* TASK STATEMENT *
Gather all lines in the records below that include the word "time".

Dataset rows for apps and sites:
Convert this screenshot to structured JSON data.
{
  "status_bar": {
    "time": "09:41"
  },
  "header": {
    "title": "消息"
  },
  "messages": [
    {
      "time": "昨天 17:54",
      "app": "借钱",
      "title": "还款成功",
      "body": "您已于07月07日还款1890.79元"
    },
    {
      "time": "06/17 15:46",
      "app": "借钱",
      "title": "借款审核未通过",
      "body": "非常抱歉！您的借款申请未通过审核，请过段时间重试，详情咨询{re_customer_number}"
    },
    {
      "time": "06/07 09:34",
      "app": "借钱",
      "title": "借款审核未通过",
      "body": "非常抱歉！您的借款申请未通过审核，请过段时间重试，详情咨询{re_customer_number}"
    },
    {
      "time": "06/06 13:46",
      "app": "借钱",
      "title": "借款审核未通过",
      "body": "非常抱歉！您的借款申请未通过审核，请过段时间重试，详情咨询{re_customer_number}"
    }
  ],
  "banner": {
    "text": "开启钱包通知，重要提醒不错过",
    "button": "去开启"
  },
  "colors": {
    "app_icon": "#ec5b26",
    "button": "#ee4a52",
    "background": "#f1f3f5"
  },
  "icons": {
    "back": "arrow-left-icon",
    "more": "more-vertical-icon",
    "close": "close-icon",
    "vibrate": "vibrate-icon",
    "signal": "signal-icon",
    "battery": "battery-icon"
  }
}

* ANSWER TO THE EXERCISE *
    "time": "09:41"
      "time": "昨天 17:54",
      "time": "06/17 15:46",
      "time": "06/07 09:34",
      "time": "06/06 13:46",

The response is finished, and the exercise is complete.